It’s best to start packing with a completely clean and clutter-free car. Not only is a clean car a much more pleasant place to spend time in, it may also alert you to items that have been sitting around in the car for some time, which you really don’t need taking up much-needed space.
Have a good look in the boot, in particular – do those old wellington boots that you keep for occasional walks really need to be in there? Remember the more you carry, the more fuel you’ll use, too.
13. Avoid usingcardboard boxes
If you’re moving house with the help of a removal van, cardboard boxes will be just the thing – they will keep your valuables safe and, in that cavernous van or lorry, space really isn’t at a premium.
However, when it comes to the much more restricted storage area within a car, boxes really aren’t ideal. They do take up a fair amount of space and can’t be squeezed or compressed to fit those smaller, awkward spaces that you’ll find around the vehicle. More flexible storage containers are a much better choice. Which brings us onto…
14. Try some soft power
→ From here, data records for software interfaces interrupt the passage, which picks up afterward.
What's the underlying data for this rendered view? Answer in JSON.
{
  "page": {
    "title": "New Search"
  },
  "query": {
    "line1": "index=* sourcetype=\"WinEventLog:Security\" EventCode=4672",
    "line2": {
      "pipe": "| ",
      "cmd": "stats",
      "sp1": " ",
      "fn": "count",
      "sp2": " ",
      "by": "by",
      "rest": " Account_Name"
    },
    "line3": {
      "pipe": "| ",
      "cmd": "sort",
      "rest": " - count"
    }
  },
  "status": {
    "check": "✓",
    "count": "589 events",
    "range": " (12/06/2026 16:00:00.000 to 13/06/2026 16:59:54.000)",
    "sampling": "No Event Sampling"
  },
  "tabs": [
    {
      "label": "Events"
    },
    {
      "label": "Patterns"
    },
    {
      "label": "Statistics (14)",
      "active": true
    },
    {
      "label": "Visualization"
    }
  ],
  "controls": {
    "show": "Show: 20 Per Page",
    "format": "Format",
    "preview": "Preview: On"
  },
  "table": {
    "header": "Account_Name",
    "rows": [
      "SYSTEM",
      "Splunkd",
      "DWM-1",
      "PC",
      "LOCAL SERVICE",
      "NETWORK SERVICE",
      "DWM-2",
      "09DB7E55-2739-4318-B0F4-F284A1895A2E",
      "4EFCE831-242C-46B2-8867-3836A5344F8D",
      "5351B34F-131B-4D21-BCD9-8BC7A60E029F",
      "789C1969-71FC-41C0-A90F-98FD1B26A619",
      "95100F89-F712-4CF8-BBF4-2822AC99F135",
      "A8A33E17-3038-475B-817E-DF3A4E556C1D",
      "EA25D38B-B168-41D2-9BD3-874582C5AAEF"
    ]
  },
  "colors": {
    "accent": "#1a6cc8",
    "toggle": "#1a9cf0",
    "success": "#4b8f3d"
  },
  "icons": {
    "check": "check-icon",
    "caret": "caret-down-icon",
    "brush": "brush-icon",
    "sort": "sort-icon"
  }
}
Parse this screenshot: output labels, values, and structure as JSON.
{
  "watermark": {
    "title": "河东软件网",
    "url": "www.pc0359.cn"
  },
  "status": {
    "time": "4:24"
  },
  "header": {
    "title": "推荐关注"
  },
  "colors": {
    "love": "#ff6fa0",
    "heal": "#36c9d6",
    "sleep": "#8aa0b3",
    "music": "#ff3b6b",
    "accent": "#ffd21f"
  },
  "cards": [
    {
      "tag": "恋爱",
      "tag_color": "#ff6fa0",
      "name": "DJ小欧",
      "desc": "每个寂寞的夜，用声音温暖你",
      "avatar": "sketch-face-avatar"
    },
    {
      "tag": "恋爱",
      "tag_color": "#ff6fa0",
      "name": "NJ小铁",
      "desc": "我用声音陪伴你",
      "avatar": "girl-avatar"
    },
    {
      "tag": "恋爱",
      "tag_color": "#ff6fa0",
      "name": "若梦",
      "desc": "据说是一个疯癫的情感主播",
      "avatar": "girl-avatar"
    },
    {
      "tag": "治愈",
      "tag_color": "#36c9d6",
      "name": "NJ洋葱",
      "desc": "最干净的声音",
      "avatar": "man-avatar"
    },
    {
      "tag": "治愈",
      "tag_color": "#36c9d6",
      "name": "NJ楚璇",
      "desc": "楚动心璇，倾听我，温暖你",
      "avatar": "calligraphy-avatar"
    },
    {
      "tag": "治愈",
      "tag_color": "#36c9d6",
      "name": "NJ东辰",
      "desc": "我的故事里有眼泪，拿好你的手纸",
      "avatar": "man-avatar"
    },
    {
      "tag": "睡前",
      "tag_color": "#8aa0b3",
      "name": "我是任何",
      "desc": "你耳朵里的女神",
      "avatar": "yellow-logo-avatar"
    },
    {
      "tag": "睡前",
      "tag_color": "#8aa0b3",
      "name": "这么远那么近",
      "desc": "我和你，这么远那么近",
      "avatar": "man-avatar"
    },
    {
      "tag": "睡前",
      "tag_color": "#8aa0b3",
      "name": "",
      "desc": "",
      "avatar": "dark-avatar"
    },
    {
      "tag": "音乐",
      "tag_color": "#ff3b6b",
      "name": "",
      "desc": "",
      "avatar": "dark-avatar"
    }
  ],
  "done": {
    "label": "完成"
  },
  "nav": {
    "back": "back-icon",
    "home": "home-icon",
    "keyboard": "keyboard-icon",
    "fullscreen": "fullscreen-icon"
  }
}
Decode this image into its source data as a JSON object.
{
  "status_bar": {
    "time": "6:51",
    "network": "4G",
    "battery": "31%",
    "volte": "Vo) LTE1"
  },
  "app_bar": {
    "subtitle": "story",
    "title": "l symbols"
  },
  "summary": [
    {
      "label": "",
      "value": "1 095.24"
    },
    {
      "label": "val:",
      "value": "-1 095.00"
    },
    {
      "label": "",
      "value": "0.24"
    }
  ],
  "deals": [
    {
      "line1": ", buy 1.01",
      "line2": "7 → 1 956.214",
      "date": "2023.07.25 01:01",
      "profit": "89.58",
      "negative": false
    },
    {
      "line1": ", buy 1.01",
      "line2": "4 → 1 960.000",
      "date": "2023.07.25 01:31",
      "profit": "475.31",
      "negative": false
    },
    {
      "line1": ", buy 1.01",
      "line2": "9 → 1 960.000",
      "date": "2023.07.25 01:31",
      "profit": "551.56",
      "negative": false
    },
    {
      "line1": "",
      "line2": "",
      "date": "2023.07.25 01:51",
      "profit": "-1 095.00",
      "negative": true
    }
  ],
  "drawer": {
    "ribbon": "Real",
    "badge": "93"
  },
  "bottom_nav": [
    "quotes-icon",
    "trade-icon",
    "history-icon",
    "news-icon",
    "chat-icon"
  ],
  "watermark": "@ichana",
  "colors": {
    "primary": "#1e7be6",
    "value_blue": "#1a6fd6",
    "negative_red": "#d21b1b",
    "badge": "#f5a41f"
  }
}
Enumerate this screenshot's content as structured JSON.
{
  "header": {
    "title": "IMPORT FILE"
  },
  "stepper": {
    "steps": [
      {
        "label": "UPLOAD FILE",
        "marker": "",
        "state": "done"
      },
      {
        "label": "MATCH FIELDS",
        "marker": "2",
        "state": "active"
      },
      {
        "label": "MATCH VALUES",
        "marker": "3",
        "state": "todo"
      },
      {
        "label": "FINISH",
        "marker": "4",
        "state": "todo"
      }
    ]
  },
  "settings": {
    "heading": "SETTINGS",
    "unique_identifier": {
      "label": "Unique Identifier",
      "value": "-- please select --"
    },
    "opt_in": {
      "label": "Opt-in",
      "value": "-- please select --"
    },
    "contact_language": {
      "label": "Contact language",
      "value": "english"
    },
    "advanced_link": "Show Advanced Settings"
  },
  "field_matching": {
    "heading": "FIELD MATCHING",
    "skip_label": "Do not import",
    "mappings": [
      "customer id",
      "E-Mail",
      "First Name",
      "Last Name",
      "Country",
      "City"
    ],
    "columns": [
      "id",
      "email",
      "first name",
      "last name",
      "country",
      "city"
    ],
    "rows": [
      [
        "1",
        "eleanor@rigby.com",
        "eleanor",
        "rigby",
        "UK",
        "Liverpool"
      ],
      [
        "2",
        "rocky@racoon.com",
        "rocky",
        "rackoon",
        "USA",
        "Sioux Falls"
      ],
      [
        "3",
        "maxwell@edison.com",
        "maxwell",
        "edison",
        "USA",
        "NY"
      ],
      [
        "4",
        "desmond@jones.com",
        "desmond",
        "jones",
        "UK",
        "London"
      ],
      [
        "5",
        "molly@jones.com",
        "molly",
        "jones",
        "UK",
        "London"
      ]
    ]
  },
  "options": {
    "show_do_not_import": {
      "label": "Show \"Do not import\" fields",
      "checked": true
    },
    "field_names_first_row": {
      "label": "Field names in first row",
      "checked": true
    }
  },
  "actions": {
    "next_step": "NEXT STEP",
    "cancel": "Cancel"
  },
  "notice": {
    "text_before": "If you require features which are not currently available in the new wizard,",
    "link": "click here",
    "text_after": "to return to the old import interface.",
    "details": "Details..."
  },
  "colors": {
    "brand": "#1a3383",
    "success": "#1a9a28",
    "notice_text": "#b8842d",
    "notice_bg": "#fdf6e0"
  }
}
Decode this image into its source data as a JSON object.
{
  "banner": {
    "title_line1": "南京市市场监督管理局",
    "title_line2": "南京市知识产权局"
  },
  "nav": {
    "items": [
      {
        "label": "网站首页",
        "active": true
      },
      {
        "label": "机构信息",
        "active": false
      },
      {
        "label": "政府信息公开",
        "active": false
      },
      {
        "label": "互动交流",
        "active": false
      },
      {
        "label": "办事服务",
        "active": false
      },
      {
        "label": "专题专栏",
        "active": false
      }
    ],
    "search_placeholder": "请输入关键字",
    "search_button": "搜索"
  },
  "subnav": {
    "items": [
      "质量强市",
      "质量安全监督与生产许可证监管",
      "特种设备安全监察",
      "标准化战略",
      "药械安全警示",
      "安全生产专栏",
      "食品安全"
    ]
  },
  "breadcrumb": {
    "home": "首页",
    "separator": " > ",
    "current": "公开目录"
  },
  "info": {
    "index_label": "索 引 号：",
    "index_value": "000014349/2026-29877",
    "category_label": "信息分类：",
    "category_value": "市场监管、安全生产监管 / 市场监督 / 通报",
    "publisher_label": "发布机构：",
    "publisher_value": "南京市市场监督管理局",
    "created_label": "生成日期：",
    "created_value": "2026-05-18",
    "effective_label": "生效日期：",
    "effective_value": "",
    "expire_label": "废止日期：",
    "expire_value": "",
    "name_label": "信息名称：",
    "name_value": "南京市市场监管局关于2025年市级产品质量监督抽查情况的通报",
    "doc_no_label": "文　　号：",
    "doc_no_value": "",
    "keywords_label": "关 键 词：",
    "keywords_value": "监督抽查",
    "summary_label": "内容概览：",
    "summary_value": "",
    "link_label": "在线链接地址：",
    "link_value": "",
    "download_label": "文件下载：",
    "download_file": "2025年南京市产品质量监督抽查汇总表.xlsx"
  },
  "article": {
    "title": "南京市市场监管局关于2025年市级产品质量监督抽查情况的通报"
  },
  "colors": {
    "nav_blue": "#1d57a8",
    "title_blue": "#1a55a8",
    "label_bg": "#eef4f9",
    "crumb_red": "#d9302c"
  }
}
When it comes to storing bags in the hold of an aeroplane, suitcases are the answer, as they are sturdy and will withstand being bashed about.
In the boot of a car, however, the situation is different. Here space is at a premium, while sturdiness isn’t so essential. As a result, suitcases – like cardboard boxes – aren’t always the best way forward. A soft sports bag or holdall may be a better option, as it can be squeezed into smaller spaces.
Strong shopping bags can also be used for heavier things, while clean plastic shopping bags will do for clothes. You’ll be surprised how much you’ll get in the car this way, and how efficiently you’ll use every last cubic centimetre of space.
15. Consider vacuum bags for your clothes
If you’re moving home or moving to uni, you might have a lot of clothes to shift. You just pack your clothes in one of these clever bags, attach the little vacuum and watch as that extra air is sucked out, making your clothes more compact than ever.
16.Fill up every space
Your car will have quite a range of little spaces, cubbies, nooks and crannies. You can get things into the footwells (except the driver’s footwell – that must be kept clear so that you can reach the clutch, brake and accelerator easily); the spaces under the front seats; the space around and even inside your spare tyre; the glove compartment; and more.
If you’re not carrying passengers, remember that most cars will allow you to lower those back seats to create a large, relatively flat loading space – like an extended boot. Just remember, when you’re busy filling every last little gap, not to put things anywhere where they are likely to obscure the driver’s view.
17. Hang things in the back
Again if you’re not carrying passengers you may be able to hang some items from the grab handles in the back. Make sure they can’t slide off, though, and cause a distraction or hit the driver in any way.
18. Store food correctly
If you’re heading off for a long trip, it’s a very good idea to have a cooler bag or box full of snacks and juice that your passengers can get to easily. That will save you those unplanned stops to retrieve food from the boot, or that time and money spent at service stations.
19. Keep some spare clothes within easy reach inside your car
These may come in useful in the event of any spillages or other accidents – or anyone getting carsick. Have a plastic bag handy alongside these spare clothes, so that any dirty clothes can go straight in and not mix with the clean stuff.
20. Bring some bags for your rubbish
After a few hours of that long road trip, the interior of the car can start to look a bit worse for wear, with crisp packets, sweet wrappers and plastic salad boxes discarded everywhere. Bringing along a few bags for your rubbish will help keep the car feeling tidy and safe. Don’t let rubbish build up under your foot pedals.
The most essential item of all: black box insurance
At Smartdriverclub, our specialist black box car insurance monitors your driving style. That means that, if you can prove you’re a careful driver, you could see a drop in premiums when it comes to renewal.